[Work task]:
Go through the data and count the lines holding the string "Flesh". Write only the number.

(Element data from apps and pages)
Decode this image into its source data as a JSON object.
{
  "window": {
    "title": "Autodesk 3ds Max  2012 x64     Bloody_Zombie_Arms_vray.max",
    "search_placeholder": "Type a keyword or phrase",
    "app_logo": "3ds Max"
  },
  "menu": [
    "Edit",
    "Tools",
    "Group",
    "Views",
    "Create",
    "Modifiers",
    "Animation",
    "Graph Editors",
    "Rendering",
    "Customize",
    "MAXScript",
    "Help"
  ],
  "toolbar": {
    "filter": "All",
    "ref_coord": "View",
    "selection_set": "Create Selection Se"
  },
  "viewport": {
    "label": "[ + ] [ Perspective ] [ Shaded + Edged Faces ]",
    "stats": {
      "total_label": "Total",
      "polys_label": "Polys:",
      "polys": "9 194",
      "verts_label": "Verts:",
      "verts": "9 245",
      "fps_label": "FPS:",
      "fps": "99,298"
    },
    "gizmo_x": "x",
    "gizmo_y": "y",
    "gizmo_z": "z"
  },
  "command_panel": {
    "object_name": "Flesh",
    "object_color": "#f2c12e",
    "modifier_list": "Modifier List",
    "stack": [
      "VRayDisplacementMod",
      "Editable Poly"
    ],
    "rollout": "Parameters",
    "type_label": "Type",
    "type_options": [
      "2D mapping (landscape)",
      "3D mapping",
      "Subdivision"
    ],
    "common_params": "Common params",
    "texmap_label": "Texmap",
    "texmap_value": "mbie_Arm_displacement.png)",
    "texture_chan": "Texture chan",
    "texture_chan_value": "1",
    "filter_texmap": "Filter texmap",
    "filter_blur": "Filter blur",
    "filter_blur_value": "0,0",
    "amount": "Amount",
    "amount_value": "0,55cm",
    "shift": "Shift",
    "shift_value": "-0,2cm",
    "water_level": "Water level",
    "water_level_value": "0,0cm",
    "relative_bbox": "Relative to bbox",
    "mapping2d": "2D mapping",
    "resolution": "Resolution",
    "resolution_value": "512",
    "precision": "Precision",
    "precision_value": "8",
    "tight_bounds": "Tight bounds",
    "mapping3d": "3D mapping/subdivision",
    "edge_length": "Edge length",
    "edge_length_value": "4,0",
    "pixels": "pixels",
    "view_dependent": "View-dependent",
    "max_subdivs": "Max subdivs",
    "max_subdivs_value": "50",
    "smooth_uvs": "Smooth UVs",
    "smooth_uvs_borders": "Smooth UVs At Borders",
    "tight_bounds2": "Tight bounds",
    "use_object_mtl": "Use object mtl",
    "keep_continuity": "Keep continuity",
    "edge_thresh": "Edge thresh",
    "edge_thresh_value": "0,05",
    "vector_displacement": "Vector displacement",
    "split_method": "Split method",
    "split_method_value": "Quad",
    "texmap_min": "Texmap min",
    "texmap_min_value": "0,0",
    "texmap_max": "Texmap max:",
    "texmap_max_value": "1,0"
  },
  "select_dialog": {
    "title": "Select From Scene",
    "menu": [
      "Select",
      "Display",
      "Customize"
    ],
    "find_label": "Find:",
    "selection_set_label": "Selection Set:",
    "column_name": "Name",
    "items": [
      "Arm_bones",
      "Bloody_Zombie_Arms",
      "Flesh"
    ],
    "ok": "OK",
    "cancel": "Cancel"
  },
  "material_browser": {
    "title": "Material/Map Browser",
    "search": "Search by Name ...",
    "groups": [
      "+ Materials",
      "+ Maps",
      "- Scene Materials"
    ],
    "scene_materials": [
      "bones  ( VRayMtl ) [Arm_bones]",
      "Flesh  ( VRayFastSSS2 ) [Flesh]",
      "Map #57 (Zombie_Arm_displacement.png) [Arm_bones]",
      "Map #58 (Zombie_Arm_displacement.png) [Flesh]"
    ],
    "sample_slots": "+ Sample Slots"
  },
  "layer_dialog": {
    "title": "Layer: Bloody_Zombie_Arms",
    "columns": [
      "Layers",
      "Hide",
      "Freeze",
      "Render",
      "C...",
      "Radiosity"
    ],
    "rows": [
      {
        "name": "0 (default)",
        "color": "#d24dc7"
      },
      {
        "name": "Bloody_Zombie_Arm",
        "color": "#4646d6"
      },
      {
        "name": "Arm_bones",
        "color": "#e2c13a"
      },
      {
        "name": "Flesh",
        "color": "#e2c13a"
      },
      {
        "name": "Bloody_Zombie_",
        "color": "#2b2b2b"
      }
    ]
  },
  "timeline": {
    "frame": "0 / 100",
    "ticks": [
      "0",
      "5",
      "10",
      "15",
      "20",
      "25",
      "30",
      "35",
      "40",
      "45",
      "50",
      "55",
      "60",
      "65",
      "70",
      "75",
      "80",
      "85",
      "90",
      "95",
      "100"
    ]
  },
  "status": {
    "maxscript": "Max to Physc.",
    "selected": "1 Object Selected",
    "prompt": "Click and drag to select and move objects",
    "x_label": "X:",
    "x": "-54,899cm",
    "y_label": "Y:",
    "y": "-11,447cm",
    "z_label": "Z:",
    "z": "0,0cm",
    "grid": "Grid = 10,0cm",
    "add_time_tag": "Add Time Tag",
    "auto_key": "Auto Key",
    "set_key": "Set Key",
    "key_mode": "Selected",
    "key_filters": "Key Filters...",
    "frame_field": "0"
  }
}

[The answer]:
5